Indeed, that loss of power is palpable. I recall encountering a Fairey display on the street weeks before I knew that he would be coming to the ICA. It was a wall of images placed on the boards of a store that had recently gone under. It was thrilling and, yes, subversive: it seemed like it might be advertising for a new store, but on closer inspection seemed more like a grave. It had legitimate punk rock energy. I contrast that to the feeling I have seeing Fairey’s work on the street now (which happens nearly every day in Harvard Square). I just think to myself, “Oh that is an extension of the Fairey show (yawn) at the ICA.” You can feel the title of Godeau’s piece actuated here: Armed Vision Disarmed…from Weapon to Style.
I don’t know if this is inevitable.
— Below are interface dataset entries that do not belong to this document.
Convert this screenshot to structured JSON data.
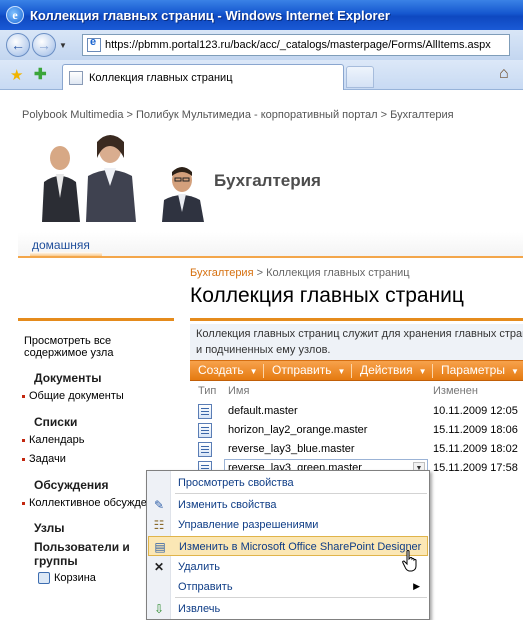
{
  "window": {
    "title": "Коллекция главных страниц - Windows Internet Explorer"
  },
  "address_bar": {
    "url": "https://pbmm.portal123.ru/back/acc/_catalogs/masterpage/Forms/AllItems.aspx"
  },
  "tab": {
    "label": "Коллекция главных страниц"
  },
  "site": {
    "breadcrumb_top": "Polybook Multimedia > Полибук Мультимедиа - корпоративный портал > Бухгалтерия",
    "title": "Бухгалтерия",
    "home_tab": "домашняя"
  },
  "page": {
    "crumb_link": "Бухгалтерия",
    "crumb_sep": " > ",
    "crumb_current": "Коллекция главных страниц",
    "title": "Коллекция главных страниц",
    "description_line1": "Коллекция главных страниц служит для хранения главных страниц,",
    "description_line2": "и подчиненных ему узлов."
  },
  "leftnav": {
    "view_all_line1": "Просмотреть все",
    "view_all_line2": "содержимое узла",
    "documents_head": "Документы",
    "shared_docs": "Общие документы",
    "lists_head": "Списки",
    "calendar": "Календарь",
    "tasks": "Задачи",
    "discussions_head": "Обсуждения",
    "team_discussion": "Коллективное обсужде",
    "sites_head": "Узлы",
    "people_line1": "Пользователи и",
    "people_line2": "группы",
    "recycle_bin": "Корзина"
  },
  "toolbar": {
    "create": "Создать",
    "send": "Отправить",
    "actions": "Действия",
    "settings": "Параметры"
  },
  "columns": {
    "type": "Тип",
    "name": "Имя",
    "modified": "Изменен"
  },
  "files": [
    {
      "name": "default.master",
      "modified": "10.11.2009 12:05"
    },
    {
      "name": "horizon_lay2_orange.master",
      "modified": "15.11.2009 18:06"
    },
    {
      "name": "reverse_lay3_blue.master",
      "modified": "15.11.2009 18:02"
    },
    {
      "name": "reverse_lay3_green.master",
      "modified": "15.11.2009 17:58"
    }
  ],
  "context_menu": {
    "view_properties": "Просмотреть свойства",
    "edit_properties": "Изменить свойства",
    "manage_permissions": "Управление разрешениями",
    "edit_in_spd": "Изменить в Microsoft Office SharePoint Designer",
    "delete": "Удалить",
    "send_to": "Отправить",
    "check_out": "Извлечь"
  }
}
For one thing, Fairey could do a hell of a lot better than the enervated presentation at the ICA, with its two little token graffitied newspaper dispensers in the lobby and a bunch of framed pictures in neat grids in the galleries.
But more importantly than that, it is time for Fairey to come out from behind the worn curtain of the deconstructionists. Obey his hope. Shelve the Derrida and pick up Bruno Latour and Slavoj Zizek. What Fairey has always been good at is “nurturing a new collective consciousness” – that good ole Constructivist aim. His Andre the Giant images (pictured top left) were successful because they were popular, because they created an identity for those who recognized it, forging the shadow of new collective consciousness. Now he is sought after by Saks Fifth Avenue and others for the very reason that he is able to galvanize interest in an attitude, a way of being, a product, a candidate.
If Fairey is going to continue to have punk rock vitality (and if you don’t believe he ever had it, check out the videos at the ICA show), then he may need to surf a new wave that is breaking in art and art criticism. That wave has to do with merging the nuanced and the affirmative; the questioning and the organizing; the nothing and the everything. The new movement is constructive and Fairey can rock it, but not if he allows himself to get bullied by the formidable art market (including the ICA) which is saying what it says about his work so that it can pawn it off on yesterday’s fools.
The following image of Fairey’s called Evolve to Devolve is what I am talking about. It is a potent image about climate change/sustainability and, perhaps, the sign of substantive things to come from Fairey. The image is apocylaptic and utopian; affirmative and subversive; dawn and dusk. All at once:
Edward Morris is the co-founder of The Canary Project and a Loeb Fellow at Harvard University Graduate School of Design. The Canary Project produces visual media and artworks that deepen public understanding of climate change and energize commitment to solutions. Morris was formerly a partner at the James Mintz Group, an international investigative firm.
All images credit: Shepard Fairey
The Constructivist answer was to devote themselves to industrial and graphic design; mass-producing the change. A highly worldchanging example, I think. Lyubov Popova said that none of her achievements had been quite as satisfying as seeing a peasant woman buying a bolt of one of her fabrics to make a dress.
See also Walter Benjamin, "The Artist as Producer" on this point. Maybe I'll blog about that next.